Another likely factor responsible was the absence of available support systems at the local level that wrestle pressures to marry off young girls. In the second wave, anecdotal reports suggested that girls orphaned were being married off early as well.
Consequently, reports of child marriage and sexual abuse have risen by up to 52% in some states in India. And this too is probably just the tip of the iceberg. The consequences of child marriage are grave and will likely impede if not overturn the progress made during the recent past and further widen inequities.
Working women faced enormous challenges during the lockdown with children being at home 24×7 and absence of domestic helps. The onus of childcare and home-schooling kids disproportionately fell on the women, negatively impacting their career.
For instance, about 7% men lost employment during the lockdown, compared with 47% women. With increasing number of organizations opening up physical offices, employers are also unable to offer flexible working options to their female staff, leading to a disproportionate attrition rate in women.
A survey showed that 77% women quit work in India due to lack of flexible work options. Women and families, especially in low-income households, will find it very difficult to cope and recover from these job losses.
Prolonged lockdowns and the devastating second wave along with all the issues discussed above have led to a surge in mental distress and resultant increase in suicides, with little in the way of social safety nets. According to a survey among the Indian urban youth about life in lockdown, 42% females stated that their well-being was strongly affected at that time.
Although we do not have real numbers from India yet, other countries have seen a 40-55% rise in the suicide cases in women, mostly the 15-49 years age group. Psychiatrists and psychologists have seen a 2-3 time rise in the number of patients with depression and anxiety during Covid times.
The other downstream effects of poor mental health are becoming evident as well, with an increase in domestic violence against children, marital separation and divorce. This unfathomed pandemic of mental ill-health will have long-lasting repercussions on society.
Strangely, all these issues aren’t even part of “long-Covid”! It is time that we un-pack the complex implications of COVID-19 on women and girls in its entirety. This requires not only the scientists and physicians, but also policy-makers, community organizations, and most importantly a strong political will to work in coordination towards a common mission.
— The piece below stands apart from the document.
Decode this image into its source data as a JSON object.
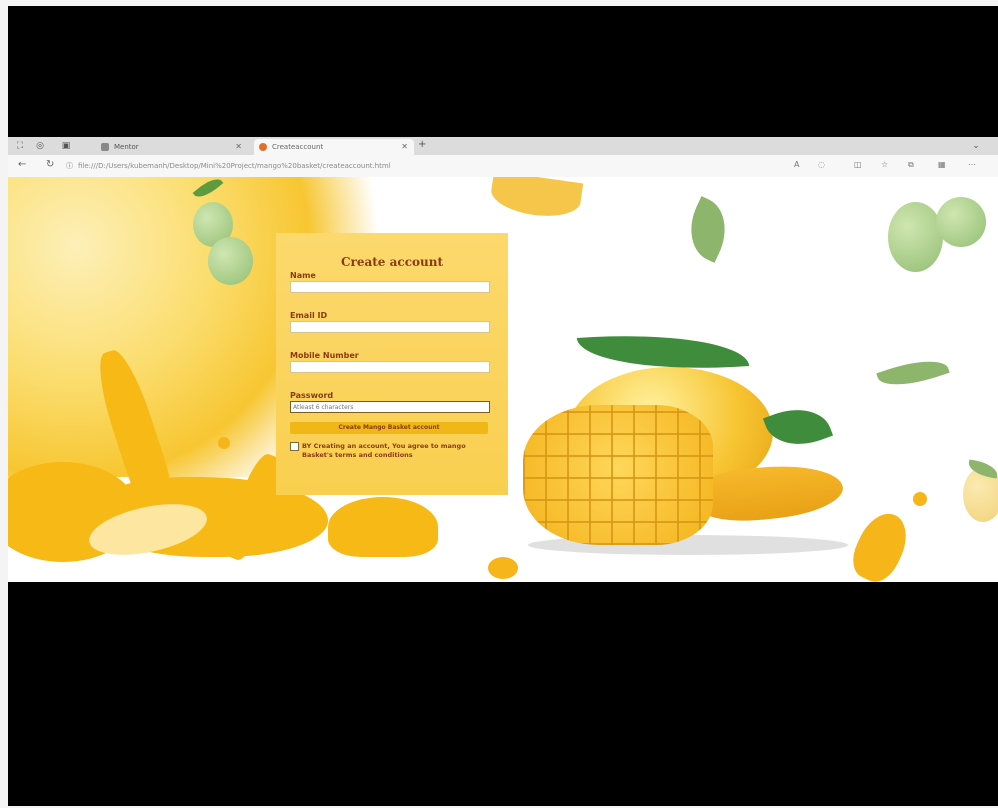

There is an emergent need for political and other opinion leaders to discuss these issues more openly on public foray to create a wider awareness. Looking beyond Covid-19, community programs that are at a stand-still and the altered roles of frontline workers at the grassroot level will need to be streamlined once again to address these dire issues.
We will need innovative strategies and solid policies to bring back our girls to school, stop child marriages and prevent women from losing their jobs.
We need to start seeing hidden realities, listen to their stories, and help amplify their real-life experiences so that when we strategize to re-build, we put women and girls right in the centre. Like Nelson Mandela said “If you want to change the world, help the women.”